USGC sees growth potential for US grain exports to Myanmar

By Tim Albrecht | January 16, 2018

The U.S. Grains Council recently conducted an on-the-ground assessment of the growth potential for Myanmar’s animal and feed manufacturing sectors, and how that growth could translate to increased exports of feed grains—such as distillers dried grains with solubles—and coproducts in the U.S.

“Myanmar is advantageously positioned to experience double digit growth in its livestock sector over the next five years,” said Caleb Wurth, USGC assistant director of Southeast Asia. “The effect of Myanmar re-entering the international community after years of political and economic isolation will be a driving force in the increased economic growth of the country.”

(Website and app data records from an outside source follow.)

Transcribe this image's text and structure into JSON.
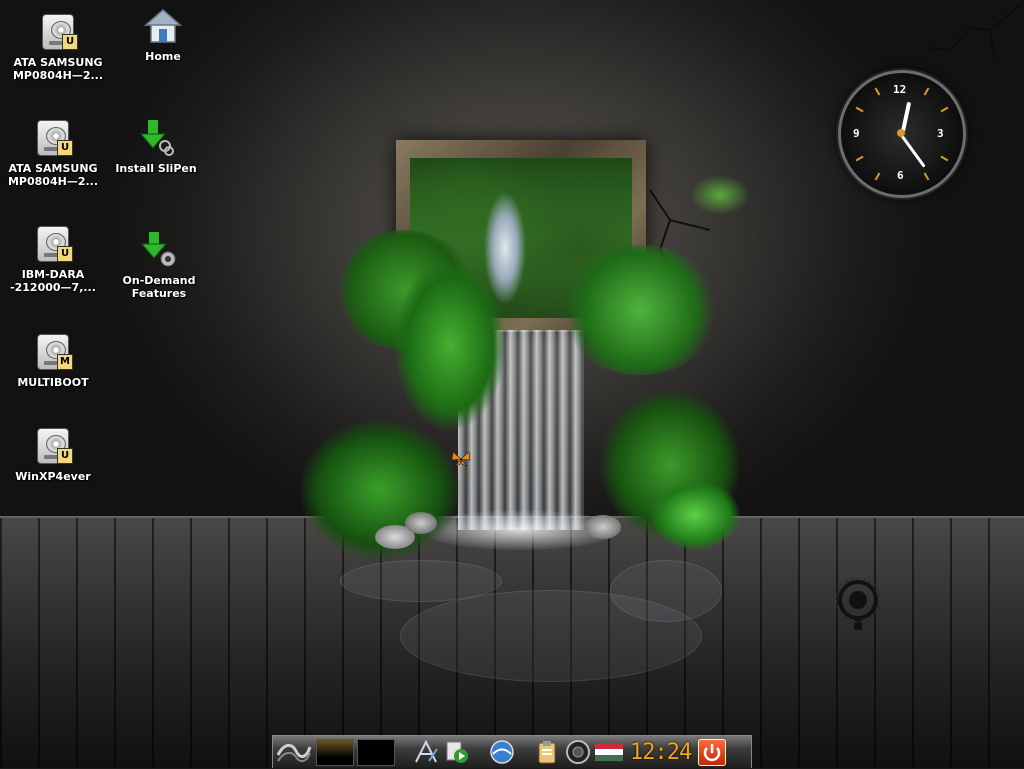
{
  "desktop_icons": [
    {
      "label": "ATA SAMSUNG MP0804H—2...",
      "type": "drive",
      "badge": "U"
    },
    {
      "label": "Home",
      "type": "home"
    },
    {
      "label": "ATA SAMSUNG MP0804H—2...",
      "type": "drive",
      "badge": "U"
    },
    {
      "label": "Install SliPen",
      "type": "install"
    },
    {
      "label": "IBM-DARA -212000—7,...",
      "type": "drive",
      "badge": "U"
    },
    {
      "label": "On-Demand Features",
      "type": "ondemand"
    },
    {
      "label": "MULTIBOOT",
      "type": "drive",
      "badge": "M"
    },
    {
      "label": "WinXP4ever",
      "type": "drive",
      "badge": "U"
    }
  ],
  "clock_widget": {
    "numerals": [
      "12",
      "3",
      "6",
      "9"
    ],
    "time": {
      "hour": 12,
      "minute": 24
    }
  },
  "taskbar": {
    "start_icon": "wave-logo-icon",
    "desktops": [
      "desktop-1",
      "desktop-2"
    ],
    "launchers": [
      "text-editor-icon",
      "media-player-icon",
      "browser-icon"
    ],
    "tray": [
      "clipboard-icon",
      "volume-icon",
      "keyboard-layout-flag-icon"
    ],
    "clock_text": "12:24",
    "power_icon": "power-icon"
  },
  "colors": {
    "clock_accent": "#d89a2c",
    "taskbar_clock": "#f0a21c",
    "power_button": "#e0401a",
    "badge": "#f3d77c"
  }
}
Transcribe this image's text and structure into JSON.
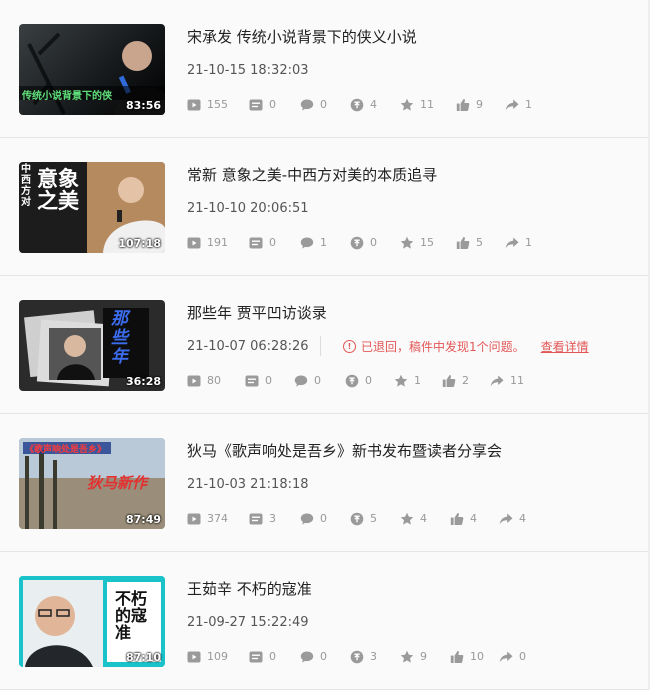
{
  "labels": {
    "reject_message": "已退回，稿件中发现1个问题。",
    "detail_link": "查看详情"
  },
  "colors": {
    "icon": "#9a9a9a",
    "reject": "#e25656",
    "title": "#222222"
  },
  "videos": [
    {
      "title": "宋承发 传统小说背景下的侠义小说",
      "date": "21-10-15 18:32:03",
      "duration": "83:56",
      "thumb_text": "传统小说背景下的侠",
      "stats": {
        "plays": "155",
        "danmaku": "0",
        "comments": "0",
        "coins": "4",
        "favorites": "11",
        "likes": "9",
        "shares": "1"
      }
    },
    {
      "title": "常新 意象之美-中西方对美的本质追寻",
      "date": "21-10-10 20:06:51",
      "duration": "107:18",
      "thumb_text": "意象之美",
      "stats": {
        "plays": "191",
        "danmaku": "0",
        "comments": "1",
        "coins": "0",
        "favorites": "15",
        "likes": "5",
        "shares": "1"
      }
    },
    {
      "title": "那些年 贾平凹访谈录",
      "date": "21-10-07 06:28:26",
      "duration": "36:28",
      "thumb_text": "那些年",
      "stats": {
        "plays": "80",
        "danmaku": "0",
        "comments": "0",
        "coins": "0",
        "favorites": "1",
        "likes": "2",
        "shares": "11"
      }
    },
    {
      "title": "狄马《歌声响处是吾乡》新书发布暨读者分享会",
      "date": "21-10-03 21:18:18",
      "duration": "87:49",
      "thumb_text": "狄马新作",
      "stats": {
        "plays": "374",
        "danmaku": "3",
        "comments": "0",
        "coins": "5",
        "favorites": "4",
        "likes": "4",
        "shares": "4"
      }
    },
    {
      "title": "王茹辛 不朽的寇准",
      "date": "21-09-27 15:22:49",
      "duration": "87:10",
      "thumb_text": "不朽的寇准",
      "stats": {
        "plays": "109",
        "danmaku": "0",
        "comments": "0",
        "coins": "3",
        "favorites": "9",
        "likes": "10",
        "shares": "0"
      }
    }
  ]
}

Industry experts say the growth rate of Myanmar, a country of 60 million citizens, is higher than neighbors Vietnam and Thailand. These factors create a potential for an increase in livestock production, particularly poultry and swine, over the next few years.

Leading regional feed millers are already rapidly investing in feed mills and milling capacity in Myanmar. While on the ground, Council staff visited multiple feed mills, each projecting 20 to 30 percent growth expectations for both poultry and swine in the next year. Substantial port and infrastructure investments are also in progress.

Despite the fact Myanmar is currently a net corn exporting country, sending grain primarily to China, growth in the feed sector still presents import opportunities for the ethanol industry. U.S. farmers and agribusinesses are already seeing Myanmar’s economic growth translate into imports of U.S. DDGS. Myanmar imported 35,700 metric tons (39,353 tons) of U.S. DDGS in 2016/2017, a 154 percent increase year-over-year. Thus far in 2017/2018 (September-November 2017), Myanmar has purchased 10,600 tons of U.S. DDGS, a 22 percent increase from the same time the year prior.

While in country, representatives from the Council met with participants in the feed manufacturing and livestock sectors, and those working in future growth markets—such as aquaculture. These partnerships will prove valuable as the Council works to establish additional market share for U.S. exporters in this growing economy.

These efforts complement work by the Council to meet new phytosanitary requirements related to pest risks, resulting in the re-opening of the corn market for U.S. exports, as of Dec. 1, 2017.

“It is important for us to take a hands-on approach in the development stages of new emerging markets,” Wurth said. “This input helps us be proactive as opposed to reactive when it comes to sensitive topics and building overall name recognition of U.S. feed grains and co products.”